### [Data section]
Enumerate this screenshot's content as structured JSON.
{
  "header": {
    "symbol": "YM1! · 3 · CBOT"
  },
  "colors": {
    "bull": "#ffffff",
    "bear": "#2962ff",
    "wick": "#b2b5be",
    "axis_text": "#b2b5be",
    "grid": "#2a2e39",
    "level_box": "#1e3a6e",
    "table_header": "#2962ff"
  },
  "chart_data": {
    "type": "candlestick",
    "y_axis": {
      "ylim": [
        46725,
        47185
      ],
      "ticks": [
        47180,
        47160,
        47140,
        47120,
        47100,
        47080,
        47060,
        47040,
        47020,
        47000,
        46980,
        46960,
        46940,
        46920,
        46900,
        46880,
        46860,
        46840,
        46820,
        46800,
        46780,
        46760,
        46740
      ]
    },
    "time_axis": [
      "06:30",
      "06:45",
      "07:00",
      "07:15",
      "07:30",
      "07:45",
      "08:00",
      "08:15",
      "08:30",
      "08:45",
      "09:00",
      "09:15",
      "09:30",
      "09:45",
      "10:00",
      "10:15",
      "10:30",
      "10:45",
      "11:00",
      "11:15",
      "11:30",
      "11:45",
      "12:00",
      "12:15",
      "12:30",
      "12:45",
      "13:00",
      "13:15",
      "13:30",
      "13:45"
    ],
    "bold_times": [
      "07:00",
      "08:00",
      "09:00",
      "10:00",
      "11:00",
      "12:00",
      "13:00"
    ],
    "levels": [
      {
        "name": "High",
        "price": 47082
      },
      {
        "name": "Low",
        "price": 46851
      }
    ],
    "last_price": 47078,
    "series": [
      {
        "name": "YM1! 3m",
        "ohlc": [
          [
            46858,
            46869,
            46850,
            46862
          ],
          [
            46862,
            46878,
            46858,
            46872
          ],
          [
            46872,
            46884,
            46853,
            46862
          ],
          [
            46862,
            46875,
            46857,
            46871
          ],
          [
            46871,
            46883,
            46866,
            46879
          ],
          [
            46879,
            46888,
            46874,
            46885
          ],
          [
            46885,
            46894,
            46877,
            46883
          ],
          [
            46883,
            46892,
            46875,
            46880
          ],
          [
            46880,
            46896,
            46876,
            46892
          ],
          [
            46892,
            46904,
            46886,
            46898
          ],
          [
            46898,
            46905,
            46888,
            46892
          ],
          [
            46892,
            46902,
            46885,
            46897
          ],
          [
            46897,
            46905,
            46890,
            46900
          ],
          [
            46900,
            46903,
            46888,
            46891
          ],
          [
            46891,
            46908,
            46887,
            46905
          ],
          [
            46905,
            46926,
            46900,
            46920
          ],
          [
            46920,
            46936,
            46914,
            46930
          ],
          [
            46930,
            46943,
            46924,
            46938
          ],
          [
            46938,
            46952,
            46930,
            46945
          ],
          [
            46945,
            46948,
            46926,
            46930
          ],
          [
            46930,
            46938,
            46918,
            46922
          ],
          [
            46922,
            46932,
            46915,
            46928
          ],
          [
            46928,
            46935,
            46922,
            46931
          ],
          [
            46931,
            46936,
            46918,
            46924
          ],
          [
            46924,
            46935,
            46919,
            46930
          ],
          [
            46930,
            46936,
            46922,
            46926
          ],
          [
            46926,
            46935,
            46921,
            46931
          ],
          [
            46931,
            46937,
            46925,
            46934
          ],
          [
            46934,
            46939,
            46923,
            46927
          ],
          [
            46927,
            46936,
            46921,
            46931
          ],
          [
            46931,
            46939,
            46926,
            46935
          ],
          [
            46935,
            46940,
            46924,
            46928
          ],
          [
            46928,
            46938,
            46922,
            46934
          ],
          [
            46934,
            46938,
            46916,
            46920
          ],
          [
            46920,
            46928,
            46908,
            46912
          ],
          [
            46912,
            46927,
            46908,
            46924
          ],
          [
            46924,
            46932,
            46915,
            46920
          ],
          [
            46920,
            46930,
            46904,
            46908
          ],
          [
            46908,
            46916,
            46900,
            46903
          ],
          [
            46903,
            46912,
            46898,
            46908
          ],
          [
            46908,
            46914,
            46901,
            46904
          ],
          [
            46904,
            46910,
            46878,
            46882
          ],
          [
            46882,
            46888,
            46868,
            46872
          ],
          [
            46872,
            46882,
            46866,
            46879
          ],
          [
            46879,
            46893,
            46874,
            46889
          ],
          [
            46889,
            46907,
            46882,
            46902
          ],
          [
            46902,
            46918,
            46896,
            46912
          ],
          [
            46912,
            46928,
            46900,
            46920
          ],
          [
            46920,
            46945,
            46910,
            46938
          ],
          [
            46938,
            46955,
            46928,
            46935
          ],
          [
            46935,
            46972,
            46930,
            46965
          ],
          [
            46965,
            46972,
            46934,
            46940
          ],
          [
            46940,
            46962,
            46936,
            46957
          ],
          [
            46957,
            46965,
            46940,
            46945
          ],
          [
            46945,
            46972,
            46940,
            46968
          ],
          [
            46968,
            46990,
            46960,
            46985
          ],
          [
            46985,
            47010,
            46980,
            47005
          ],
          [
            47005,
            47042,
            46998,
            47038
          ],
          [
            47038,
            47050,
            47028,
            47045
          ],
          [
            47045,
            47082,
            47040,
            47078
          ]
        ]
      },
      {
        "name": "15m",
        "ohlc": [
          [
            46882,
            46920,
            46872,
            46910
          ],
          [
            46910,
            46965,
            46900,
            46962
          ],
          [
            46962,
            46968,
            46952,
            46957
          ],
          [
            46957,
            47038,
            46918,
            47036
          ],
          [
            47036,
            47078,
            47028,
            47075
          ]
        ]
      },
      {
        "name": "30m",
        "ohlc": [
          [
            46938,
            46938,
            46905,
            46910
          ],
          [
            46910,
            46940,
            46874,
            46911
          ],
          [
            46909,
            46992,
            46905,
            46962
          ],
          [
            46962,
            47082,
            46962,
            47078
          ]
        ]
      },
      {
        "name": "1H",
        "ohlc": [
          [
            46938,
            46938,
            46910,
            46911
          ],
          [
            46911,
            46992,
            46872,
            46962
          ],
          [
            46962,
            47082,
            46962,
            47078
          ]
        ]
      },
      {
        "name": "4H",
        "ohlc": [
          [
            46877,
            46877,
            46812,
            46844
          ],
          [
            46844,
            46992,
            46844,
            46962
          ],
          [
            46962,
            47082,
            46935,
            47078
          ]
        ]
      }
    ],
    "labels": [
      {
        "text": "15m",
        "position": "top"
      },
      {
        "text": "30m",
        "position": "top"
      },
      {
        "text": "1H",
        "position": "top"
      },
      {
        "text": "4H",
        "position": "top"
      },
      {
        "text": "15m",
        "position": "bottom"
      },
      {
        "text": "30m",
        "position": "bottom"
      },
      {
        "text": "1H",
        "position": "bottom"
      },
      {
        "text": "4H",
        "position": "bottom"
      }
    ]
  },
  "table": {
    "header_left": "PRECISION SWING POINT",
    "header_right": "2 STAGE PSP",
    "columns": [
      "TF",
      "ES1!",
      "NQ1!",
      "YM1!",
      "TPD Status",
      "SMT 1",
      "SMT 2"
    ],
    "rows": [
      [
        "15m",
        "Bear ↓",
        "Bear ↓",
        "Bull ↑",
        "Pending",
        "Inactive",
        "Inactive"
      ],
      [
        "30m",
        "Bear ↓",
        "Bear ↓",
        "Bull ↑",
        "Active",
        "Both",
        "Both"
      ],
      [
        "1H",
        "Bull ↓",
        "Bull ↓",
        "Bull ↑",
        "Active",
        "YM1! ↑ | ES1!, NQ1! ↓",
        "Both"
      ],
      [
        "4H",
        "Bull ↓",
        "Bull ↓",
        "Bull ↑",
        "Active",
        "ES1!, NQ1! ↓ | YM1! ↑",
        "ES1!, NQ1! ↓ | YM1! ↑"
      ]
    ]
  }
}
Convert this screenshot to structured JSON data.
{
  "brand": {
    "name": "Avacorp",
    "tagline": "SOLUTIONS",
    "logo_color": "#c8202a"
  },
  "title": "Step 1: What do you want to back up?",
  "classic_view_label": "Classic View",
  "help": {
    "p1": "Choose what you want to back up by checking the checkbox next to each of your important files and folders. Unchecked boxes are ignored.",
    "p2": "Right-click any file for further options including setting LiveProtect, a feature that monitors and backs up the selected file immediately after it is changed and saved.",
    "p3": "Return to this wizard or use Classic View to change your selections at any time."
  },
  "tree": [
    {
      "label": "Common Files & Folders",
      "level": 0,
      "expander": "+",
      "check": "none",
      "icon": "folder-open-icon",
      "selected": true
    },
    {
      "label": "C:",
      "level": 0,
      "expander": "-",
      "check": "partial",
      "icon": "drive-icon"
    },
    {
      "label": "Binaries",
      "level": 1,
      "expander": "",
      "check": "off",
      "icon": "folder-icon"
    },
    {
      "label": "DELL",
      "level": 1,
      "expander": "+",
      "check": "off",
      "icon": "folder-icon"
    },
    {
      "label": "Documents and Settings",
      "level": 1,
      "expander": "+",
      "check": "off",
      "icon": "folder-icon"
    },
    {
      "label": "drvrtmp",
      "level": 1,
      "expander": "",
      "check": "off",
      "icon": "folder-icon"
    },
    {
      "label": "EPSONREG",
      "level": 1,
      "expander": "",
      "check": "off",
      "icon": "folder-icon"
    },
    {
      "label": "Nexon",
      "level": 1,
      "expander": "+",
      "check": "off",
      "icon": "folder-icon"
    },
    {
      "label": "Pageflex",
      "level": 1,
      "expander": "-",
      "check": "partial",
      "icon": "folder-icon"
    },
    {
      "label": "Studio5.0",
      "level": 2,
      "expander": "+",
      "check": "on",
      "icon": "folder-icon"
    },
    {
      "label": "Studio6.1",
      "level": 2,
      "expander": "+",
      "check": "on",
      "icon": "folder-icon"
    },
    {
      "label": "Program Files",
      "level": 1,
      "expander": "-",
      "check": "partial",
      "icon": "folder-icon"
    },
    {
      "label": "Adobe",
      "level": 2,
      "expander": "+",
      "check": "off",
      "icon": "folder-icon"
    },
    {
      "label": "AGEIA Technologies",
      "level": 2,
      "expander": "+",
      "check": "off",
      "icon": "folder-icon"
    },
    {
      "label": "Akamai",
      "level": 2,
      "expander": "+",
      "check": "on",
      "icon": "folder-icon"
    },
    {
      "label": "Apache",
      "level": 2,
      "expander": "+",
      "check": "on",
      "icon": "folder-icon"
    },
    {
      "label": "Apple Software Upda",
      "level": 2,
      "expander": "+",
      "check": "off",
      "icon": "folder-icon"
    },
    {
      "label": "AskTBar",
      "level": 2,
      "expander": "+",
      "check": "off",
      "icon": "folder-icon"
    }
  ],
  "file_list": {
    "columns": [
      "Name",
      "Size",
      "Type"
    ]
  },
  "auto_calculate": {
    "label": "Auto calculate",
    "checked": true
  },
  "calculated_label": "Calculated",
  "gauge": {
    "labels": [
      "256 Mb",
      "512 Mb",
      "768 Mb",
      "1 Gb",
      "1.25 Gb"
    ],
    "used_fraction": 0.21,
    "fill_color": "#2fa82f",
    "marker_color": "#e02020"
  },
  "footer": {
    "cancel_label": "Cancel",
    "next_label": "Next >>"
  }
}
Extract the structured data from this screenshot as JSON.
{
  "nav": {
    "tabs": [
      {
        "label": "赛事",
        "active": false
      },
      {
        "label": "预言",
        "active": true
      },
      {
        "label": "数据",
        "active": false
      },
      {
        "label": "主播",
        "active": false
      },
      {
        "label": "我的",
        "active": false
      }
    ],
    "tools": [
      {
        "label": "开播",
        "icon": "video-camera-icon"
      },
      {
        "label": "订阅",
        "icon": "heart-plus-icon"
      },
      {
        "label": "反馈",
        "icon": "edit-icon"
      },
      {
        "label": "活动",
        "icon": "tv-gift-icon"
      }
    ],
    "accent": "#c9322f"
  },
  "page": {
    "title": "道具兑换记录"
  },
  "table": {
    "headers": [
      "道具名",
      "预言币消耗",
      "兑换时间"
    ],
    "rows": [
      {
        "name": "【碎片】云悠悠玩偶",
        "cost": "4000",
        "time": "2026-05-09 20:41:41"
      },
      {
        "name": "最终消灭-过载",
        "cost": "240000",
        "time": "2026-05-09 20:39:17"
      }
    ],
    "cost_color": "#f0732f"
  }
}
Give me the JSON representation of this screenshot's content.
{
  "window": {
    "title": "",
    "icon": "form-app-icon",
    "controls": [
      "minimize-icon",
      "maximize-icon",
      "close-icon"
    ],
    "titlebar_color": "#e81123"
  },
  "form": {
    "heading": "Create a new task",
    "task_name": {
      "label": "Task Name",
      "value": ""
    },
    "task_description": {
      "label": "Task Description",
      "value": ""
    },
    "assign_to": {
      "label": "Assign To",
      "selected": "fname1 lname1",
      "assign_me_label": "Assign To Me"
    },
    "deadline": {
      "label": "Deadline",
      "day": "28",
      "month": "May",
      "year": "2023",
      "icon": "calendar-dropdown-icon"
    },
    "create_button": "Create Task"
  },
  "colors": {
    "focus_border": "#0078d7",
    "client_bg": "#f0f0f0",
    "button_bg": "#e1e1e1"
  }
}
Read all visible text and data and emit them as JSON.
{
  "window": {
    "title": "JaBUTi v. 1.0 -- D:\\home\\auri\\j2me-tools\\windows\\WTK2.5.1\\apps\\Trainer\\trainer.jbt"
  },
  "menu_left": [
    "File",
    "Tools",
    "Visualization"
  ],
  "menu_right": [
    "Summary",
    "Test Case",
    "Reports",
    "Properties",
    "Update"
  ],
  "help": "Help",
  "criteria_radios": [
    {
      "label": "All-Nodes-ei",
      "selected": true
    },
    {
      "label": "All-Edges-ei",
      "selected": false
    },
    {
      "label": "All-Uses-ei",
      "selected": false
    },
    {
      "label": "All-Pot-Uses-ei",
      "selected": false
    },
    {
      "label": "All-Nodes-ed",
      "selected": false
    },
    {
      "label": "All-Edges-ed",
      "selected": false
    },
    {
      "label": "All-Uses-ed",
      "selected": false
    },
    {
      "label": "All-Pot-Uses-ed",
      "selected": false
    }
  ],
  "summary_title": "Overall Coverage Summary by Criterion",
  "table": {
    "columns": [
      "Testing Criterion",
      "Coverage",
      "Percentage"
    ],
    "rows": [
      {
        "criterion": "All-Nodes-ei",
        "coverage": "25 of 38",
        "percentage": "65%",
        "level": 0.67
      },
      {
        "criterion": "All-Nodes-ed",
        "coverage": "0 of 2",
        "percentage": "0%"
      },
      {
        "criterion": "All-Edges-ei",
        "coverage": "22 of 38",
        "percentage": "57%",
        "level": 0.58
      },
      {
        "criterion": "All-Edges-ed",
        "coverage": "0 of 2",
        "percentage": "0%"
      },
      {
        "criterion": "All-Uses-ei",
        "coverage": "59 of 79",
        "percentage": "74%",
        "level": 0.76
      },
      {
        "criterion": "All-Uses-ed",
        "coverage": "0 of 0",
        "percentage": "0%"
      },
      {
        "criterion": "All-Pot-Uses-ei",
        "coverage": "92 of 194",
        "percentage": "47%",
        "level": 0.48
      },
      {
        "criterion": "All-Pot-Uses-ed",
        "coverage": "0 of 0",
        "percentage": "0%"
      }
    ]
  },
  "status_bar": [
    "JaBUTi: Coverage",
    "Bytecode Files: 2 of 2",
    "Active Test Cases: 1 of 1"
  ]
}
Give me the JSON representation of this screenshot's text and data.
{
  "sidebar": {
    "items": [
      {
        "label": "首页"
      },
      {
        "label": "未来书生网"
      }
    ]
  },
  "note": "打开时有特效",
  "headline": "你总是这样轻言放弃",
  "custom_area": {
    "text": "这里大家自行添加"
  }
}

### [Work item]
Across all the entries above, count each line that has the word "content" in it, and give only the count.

### [Task answer]
2